In the material below, list every line carrying the string "اطلاعات".

## Supplied records
----------
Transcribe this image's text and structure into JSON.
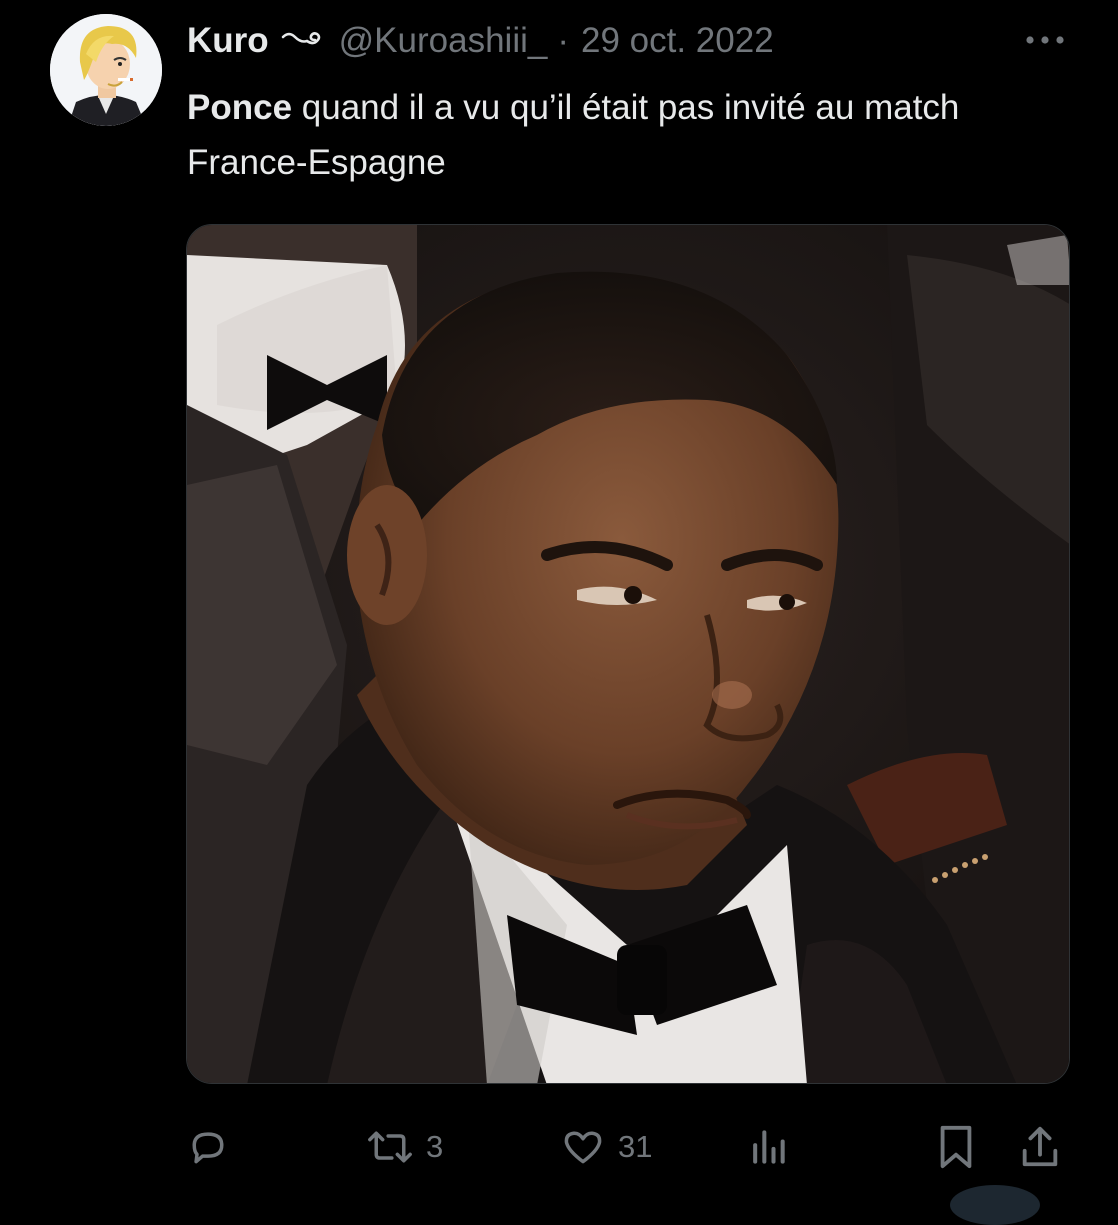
{
  "tweet": {
    "author": {
      "display_name": "Kuro",
      "handle": "@Kuroashiii_",
      "avatar_icon": "anime-avatar"
    },
    "separator": "·",
    "date": "29 oct. 2022",
    "text": {
      "mention": "Ponce",
      "body": " quand il a vu qu’il était pas invité au match France-Espagne"
    },
    "media": {
      "type": "photo"
    },
    "actions": {
      "reply": {
        "icon": "reply-icon",
        "count": ""
      },
      "retweet": {
        "icon": "retweet-icon",
        "count": "3"
      },
      "like": {
        "icon": "heart-icon",
        "count": "31"
      },
      "views": {
        "icon": "analytics-icon",
        "count": ""
      },
      "bookmark": {
        "icon": "bookmark-icon"
      },
      "share": {
        "icon": "share-icon"
      }
    }
  },
  "colors": {
    "background": "#000000",
    "text_primary": "#e7e9ea",
    "text_secondary": "#71767b",
    "border": "#2f3336"
  }
}
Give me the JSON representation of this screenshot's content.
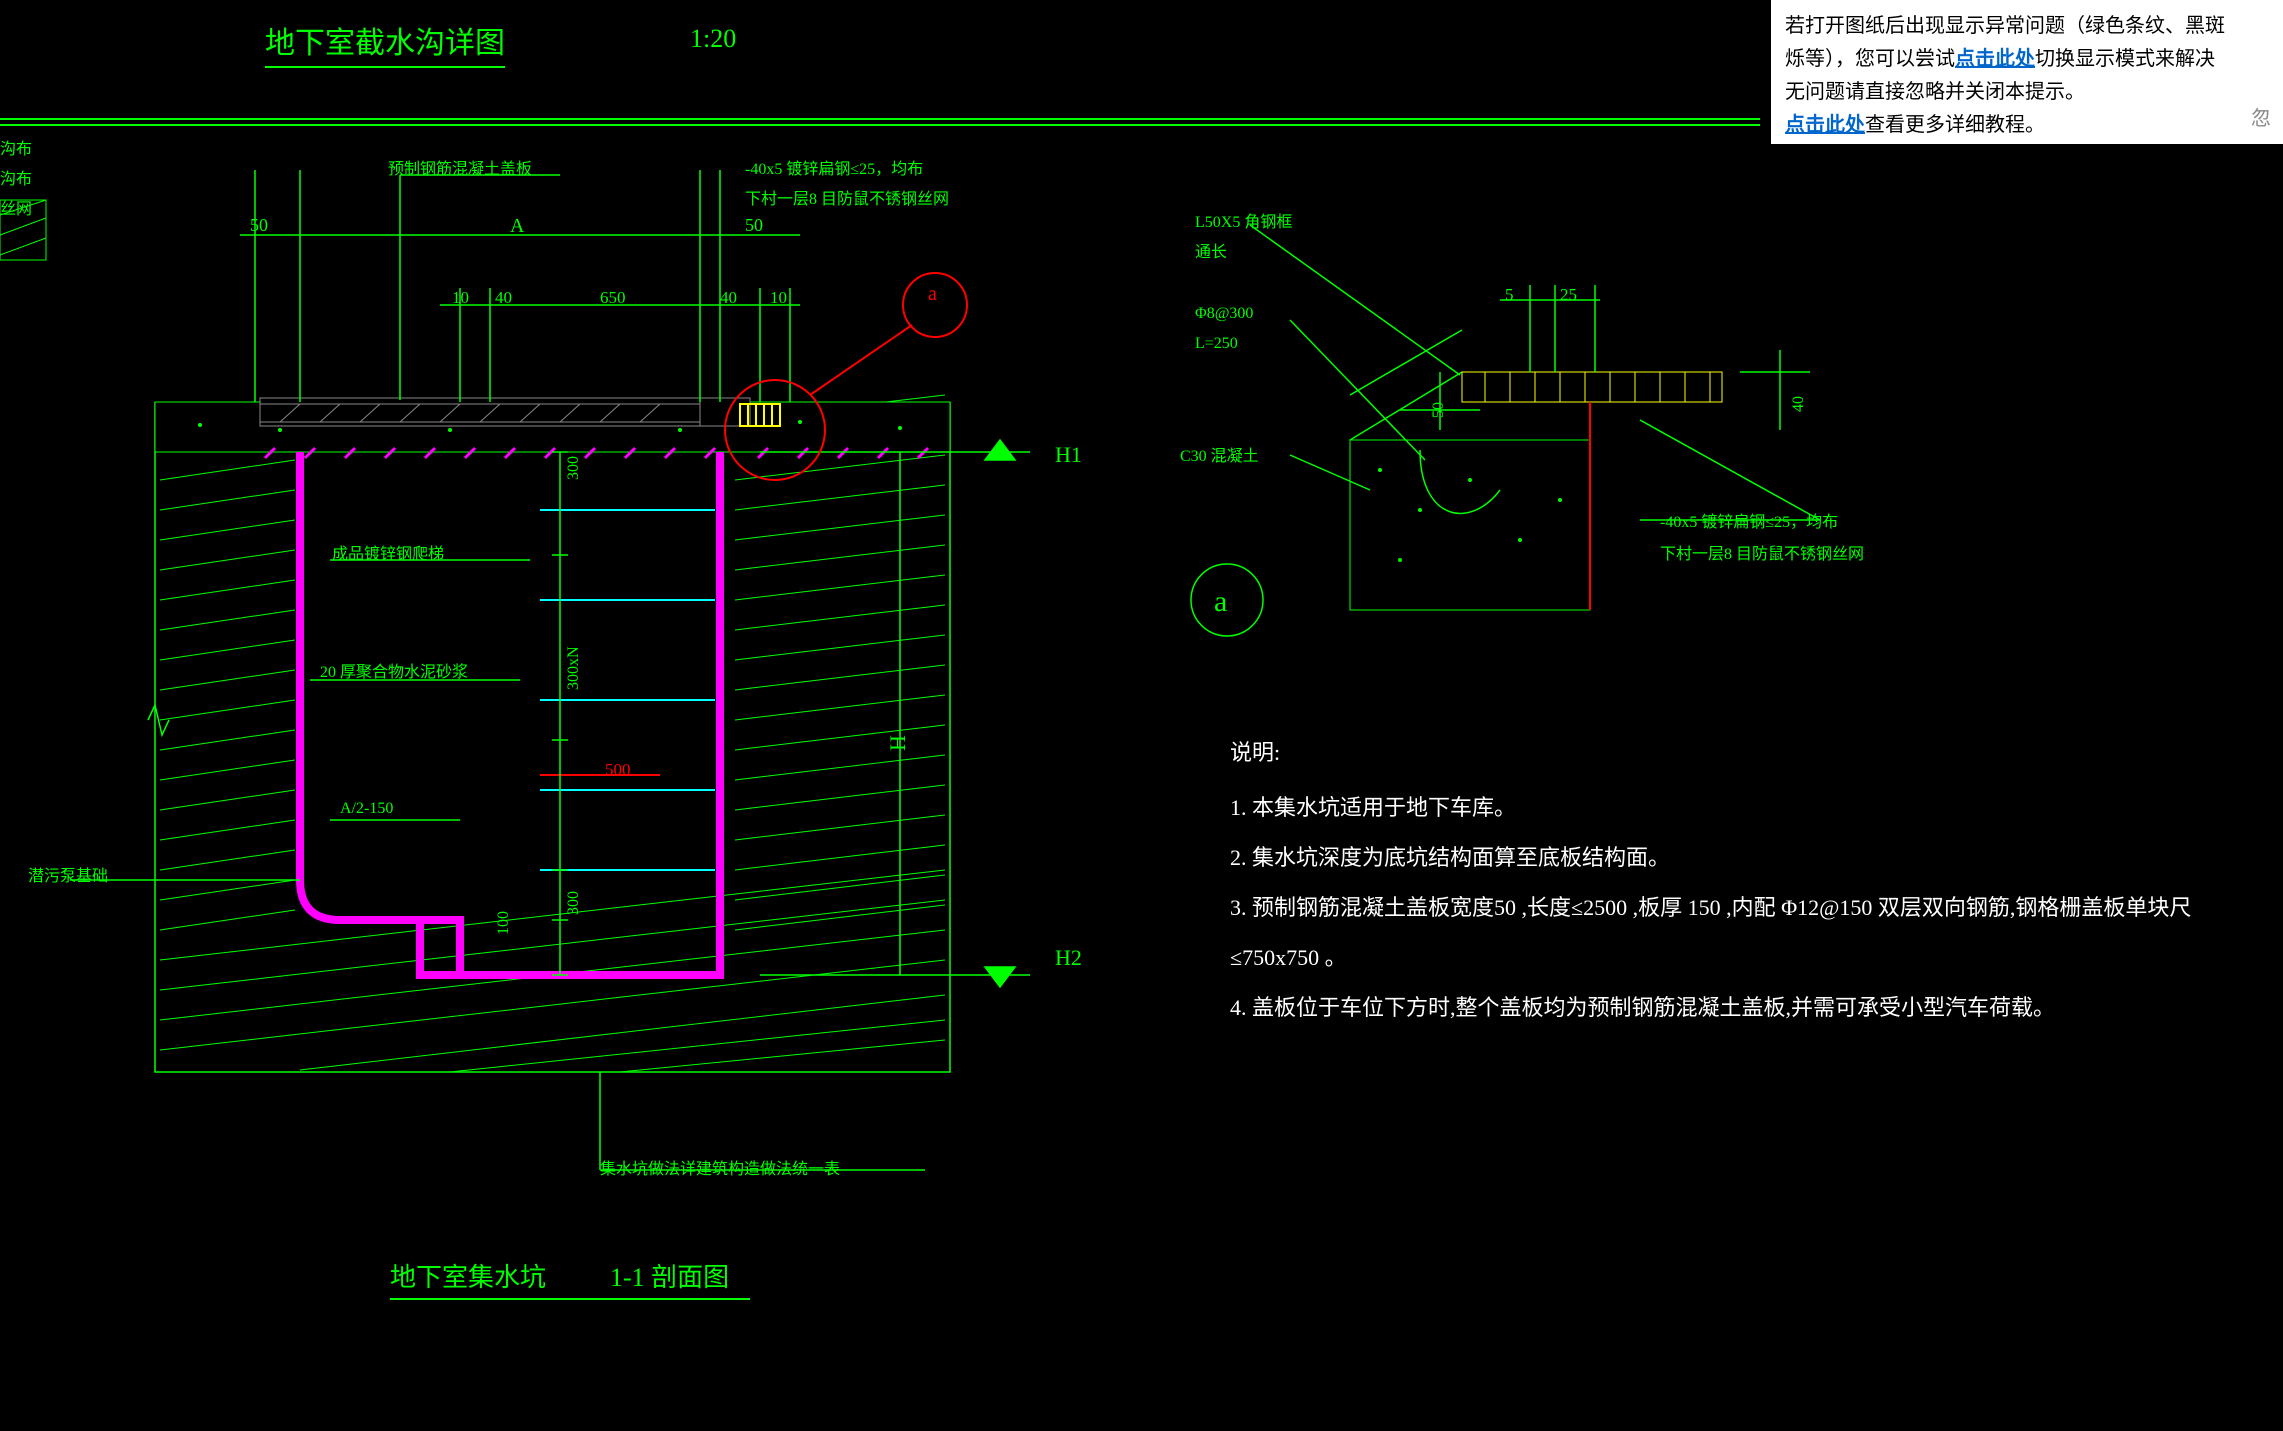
{
  "header": {
    "main_title": "地下室截水沟详图",
    "scale": "1:20"
  },
  "notification": {
    "line1_prefix": "若打开图纸后出现显示异常问题（绿色条纹、黑斑",
    "line1_suffix": "烁等），您可以尝试",
    "link1": "点击此处",
    "line1_tail": "切换显示模式来解决",
    "line2": "无问题请直接忽略并关闭本提示。",
    "link2": "点击此处",
    "link2_tail": "查看更多详细教程。",
    "close_btn": "忽"
  },
  "left_cut": {
    "l1": "沟布",
    "l2": "沟布",
    "l3": "丝网"
  },
  "main_view": {
    "top_label1": "预制钢筋混凝土盖板",
    "top_label2_a": "-40x5   镀锌扁钢≤25，均布",
    "top_label2_b": "下村一层8 目防鼠不锈钢丝网",
    "dim_50_l": "50",
    "dim_A": "A",
    "dim_50_r": "50",
    "dim_10_l": "10",
    "dim_40": "40",
    "dim_650": "650",
    "dim_40_r": "40",
    "dim_10_r": "10",
    "callout_a": "a",
    "H1": "H1",
    "H2": "H2",
    "H": "H",
    "dim_v_300_t": "300",
    "dim_v_300xN": "300xN",
    "dim_v_300_b": "300",
    "dim_v_100": "100",
    "ladder_label": "成品镀锌钢爬梯",
    "mortar_label": "20 厚聚合物水泥砂浆",
    "dim_500": "500",
    "a2_150": "A/2-150",
    "pump_base": "潜污泵基础",
    "bottom_note": "集水坑做法详建筑构造做法统一表",
    "title": "地下室集水坑",
    "section": "1-1 剖面图"
  },
  "detail_a": {
    "l50": "L50X5   角钢框",
    "l50_b": "通长",
    "phi8": "Φ8@300",
    "l250": "L=250",
    "c30": "C30 混凝土",
    "d5": "5",
    "d25": "25",
    "d50": "50",
    "d40": "40",
    "anno_a": "-40x5   镀锌扁钢≤25，均布",
    "anno_b": "下村一层8 目防鼠不锈钢丝网",
    "mark": "a"
  },
  "notes": {
    "title": "说明:",
    "n1": "1. 本集水坑适用于地下车库。",
    "n2": "2. 集水坑深度为底坑结构面算至底板结构面。",
    "n3": "3. 预制钢筋混凝土盖板宽度50   ,长度≤2500   ,板厚 150    ,内配 Φ12@150    双层双向钢筋,钢格栅盖板单块尺",
    "n3b": "≤750x750    。",
    "n4": "4. 盖板位于车位下方时,整个盖板均为预制钢筋混凝土盖板,并需可承受小型汽车荷载。"
  }
}
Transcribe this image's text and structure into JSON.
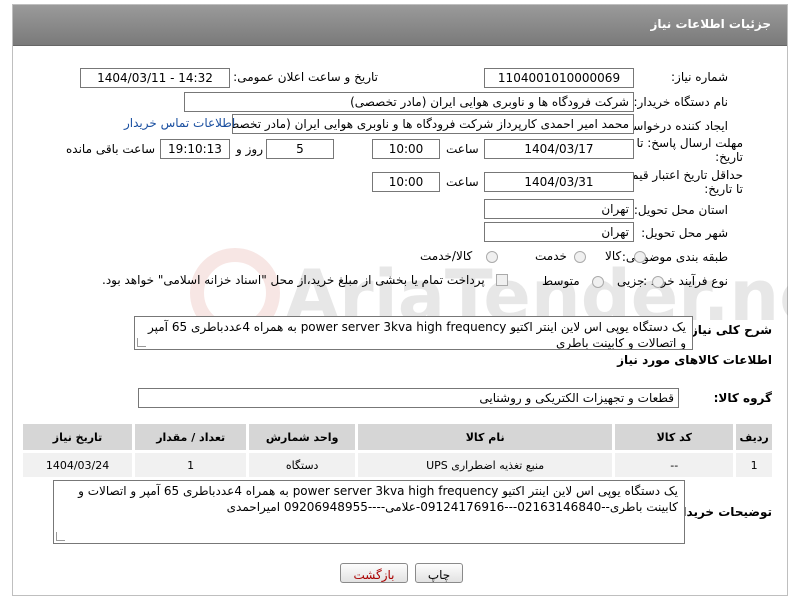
{
  "header": {
    "title": "جزئیات اطلاعات نیاز"
  },
  "form": {
    "need_number_label": "شماره نیاز:",
    "need_number": "1104001010000069",
    "announce_label": "تاریخ و ساعت اعلان عمومی:",
    "announce_value": "1404/03/11 - 14:32",
    "buyer_label": "نام دستگاه خریدار:",
    "buyer_value": "شرکت فرودگاه ها و ناوبری هوایی ایران (مادر تخصصی)",
    "requester_label": "ایجاد کننده درخواست:",
    "requester_value": "محمد امیر احمدی کارپرداز شرکت فرودگاه ها و ناوبری هوایی ایران (مادر تخصصی)",
    "contact_link": "اطلاعات تماس خریدار",
    "deadline_label": "مهلت ارسال پاسخ: تا تاریخ:",
    "deadline_date": "1404/03/17",
    "time_label": "ساعت",
    "deadline_time": "10:00",
    "days_value": "5",
    "days_label": "روز و",
    "remaining_time": "19:10:13",
    "remaining_label": "ساعت باقی مانده",
    "validity_label": "حداقل تاریخ اعتبار قیمت: تا تاریخ:",
    "validity_date": "1404/03/31",
    "validity_time_label": "ساعت",
    "validity_time": "10:00",
    "province_label": "استان محل تحویل:",
    "province_value": "تهران",
    "city_label": "شهر محل تحویل:",
    "city_value": "تهران",
    "category_label": "طبقه بندی موضوعی:",
    "category_options": [
      "کالا",
      "خدمت",
      "کالا/خدمت"
    ],
    "process_label": "نوع فرآیند خرید :",
    "process_options": [
      "جزیی",
      "متوسط"
    ],
    "payment_note": "پرداخت تمام یا بخشی از مبلغ خرید،از محل \"اسناد خزانه اسلامی\" خواهد بود."
  },
  "summary": {
    "label": "شرح کلی نیاز:",
    "text": "یک دستگاه یوپی اس لاین اینتر اکتیو power server 3kva high frequency به همراه 4عددباطری 65 آمپر و اتصالات و کابینت باطری"
  },
  "goods": {
    "section_title": "اطلاعات کالاهای مورد نیاز",
    "group_label": "گروه کالا:",
    "group_value": "قطعات و تجهیزات الکتریکی و روشنایی",
    "columns": [
      "ردیف",
      "کد کالا",
      "نام کالا",
      "واحد شمارش",
      "تعداد / مقدار",
      "تاریخ نیاز"
    ],
    "rows": [
      {
        "row": "1",
        "code": "--",
        "name": "منبع تغذیه اضطراری UPS",
        "unit": "دستگاه",
        "qty": "1",
        "date": "1404/03/24"
      }
    ]
  },
  "buyer_notes": {
    "label": "توضیحات خریدار:",
    "text": "یک دستگاه یوپی اس لاین اینتر اکتیو power server 3kva high frequency به همراه 4عددباطری 65 آمپر و اتصالات و کابینت باطری--02163146840---09124176916-علامی----09206948955 امیراحمدی"
  },
  "buttons": {
    "print": "چاپ",
    "back": "بازگشت"
  },
  "watermark": "AriaTender.neT"
}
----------
## Solution to this task
    "title": "جزئیات اطلاعات نیاز"
    "contact_link": "اطلاعات تماس خریدار",
    "section_title": "اطلاعات کالاهای مورد نیاز",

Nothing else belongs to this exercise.